Claim #9: Rashless measles leads to degenerative disease
Next, Dr Humphries speculates that measles antibodies (derived from vaccines) interfere with a cell-mediated immune responses to the wild virus, leading to chronic measles infection and eventually immune related disorders later on in life:
Acute natural infection and presumably even vaccination during a time when measles-specific antibody is present may induce a longterm suppressive effect on measles immune response. The presence of such antibodies at the time of infection interferes with the cellular immunological response to measles virus, especially with the development of specific cell-mediated immunity […] Intracellular measles virus may then survive the acute infection and later cause diseases which develop in adulthood.(p 383).
Her proof rests on a 1985 Lancer paper entitled “Measles Virus Infection without Rash in Childhood is Related to Disease in Adult Life”. This is a frequently misquoted paper because it is access restricted and has an obscure sounding abstract. After paying the $ 35.00 to access the full report, I realized that it did not study the effects of measles vaccination at all. It was a historical study done on individuals born in Copenhagen and Gentofte in the pre-vaccination era — specifically 1941 and 1947 onwards. It found that individuals who had contracted the wild form of measles (measured via antibody levels later on in life), without manifesting a rash (roughly 9% of the population), had a higher incidence of degenerative diseases later on in life.
The study speculates that a reason for the absence of rash may have been treatment of measles with immune serum globulin (which is essentially an injection of passive measles antibodies). The author hypothesizes that an injection of passive antibodies at the time of measles infection may interfere with the body’s full immune response to the virus, leading to latent health problems.
In the end, the study recommends aborting immune serum globulin as a form of measles treatment (which is no longer in use today) and using well-timed measles vaccination to reduce the incidence of degenerative disease:
Measles can be controlled by large-scale vaccination, and where this is employed successfully the frequency of non-measles associated disease should be considerably reduced.
Dr Humphries completely misrepresents the study. She concludes somewhat simplistically that an “absence of rash” after measles vaccination signifies an “absence of cellular immune responses” to the virus which in turn leads to degenerative disease later on in life. However, contrary to the 1980s, we do not need to speculate about whether the measles vaccine stimulates cellular immunity or not — we can measure it. The measles vaccine stimulates a full adaptive immune response, involving both antibody mediated and cell-mediated immunity:

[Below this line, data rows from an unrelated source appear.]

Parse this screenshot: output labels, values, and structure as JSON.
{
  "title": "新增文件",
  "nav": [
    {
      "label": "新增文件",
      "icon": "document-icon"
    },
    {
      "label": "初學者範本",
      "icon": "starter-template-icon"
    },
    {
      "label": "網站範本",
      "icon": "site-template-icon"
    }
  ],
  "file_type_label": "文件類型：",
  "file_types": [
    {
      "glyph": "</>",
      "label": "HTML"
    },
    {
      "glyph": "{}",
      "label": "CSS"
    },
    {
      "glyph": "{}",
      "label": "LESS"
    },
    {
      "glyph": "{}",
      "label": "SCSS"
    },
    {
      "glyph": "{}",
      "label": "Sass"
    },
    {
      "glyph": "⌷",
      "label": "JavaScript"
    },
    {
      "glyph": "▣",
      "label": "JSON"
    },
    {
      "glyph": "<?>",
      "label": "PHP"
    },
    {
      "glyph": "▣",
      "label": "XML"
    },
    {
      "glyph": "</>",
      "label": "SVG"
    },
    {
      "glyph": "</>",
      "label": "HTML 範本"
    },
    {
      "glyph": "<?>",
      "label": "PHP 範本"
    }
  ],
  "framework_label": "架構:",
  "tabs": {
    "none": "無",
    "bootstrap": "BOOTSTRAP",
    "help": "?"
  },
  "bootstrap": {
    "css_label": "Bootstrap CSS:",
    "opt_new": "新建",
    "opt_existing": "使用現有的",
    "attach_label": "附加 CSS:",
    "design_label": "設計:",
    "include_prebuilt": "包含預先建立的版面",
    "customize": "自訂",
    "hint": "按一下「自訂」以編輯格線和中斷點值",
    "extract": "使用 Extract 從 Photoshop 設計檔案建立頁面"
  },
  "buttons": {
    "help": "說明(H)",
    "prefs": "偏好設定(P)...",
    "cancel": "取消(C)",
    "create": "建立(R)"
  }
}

Even decades after measles immunization, both the CD4+ and CD8+ T-cell pools contain high levels of measles virus-specific memory T cells. This indicates that measles vaccination induces a long-lived T-cell memory response. (Source)
In fact, cellular immunity from the measles vaccine may even outlast antibody mediated immunity leading to long term protection:
These data suggest that cellular responses to measles virus may be better sustained than antibody titers after vaccination and revaccination in some subjects. (Source)
“Rashlessness” after measles vaccination is not related to lack of cellular immunity. It is more likely related to the decreased virulence of the virus in the measles vaccine, giving the body an easier time to fight off the pathogen.
The effects of maternal antibodies on vaccine responses
There is another aspect to the 1985 Lancet paper above, and that is the possible effect of passively acquired maternal antibodies on the body’s ability to respond to the measles virus. It is interesting to note that babies receive most maternal antibodies before birth via an active transport system in the placenta. These antibodies protect the baby for several months but fade around the 6–8 month mark, depending on the amount of transplacental antibodies received. Babies are unable to absorb maternal antibodies via breast milk or colostrum into their blood stream, except in very minute amounts. Maternal antibodies in breast milk primarily protect against gastrointestinal infections and diarrheal disease, locally, in the gut. This article describes current research in the field with links to studies and sources.
To prevent interference from latent transplacental antibodies, the measles vaccine is only given from 9 months onward. Passive antibodies decline before that age so that babies can form a successful immune response to the virus. Any hypothetical risk factors outlined in the 1985 study above are thus nullified.
Rather than leading to “deranged immune systems”, as Dr Humphries claims, present day studies repeatedly hint at beneficial immuno-stimulating properties of the live measles vaccine above and beyond protection against measles infections:
The measles vaccine activates the immune system in a non-specific way providing protection against other infections. (Source)
Contrary to current assumptions, children who survive the acute phase of measles infection may have a survival advantage compared with unimmunized, uninfected children. Hence, both disease and immunization may be associated with non-specific beneficial effects, presumably due to some form of immunostimulation. (Source)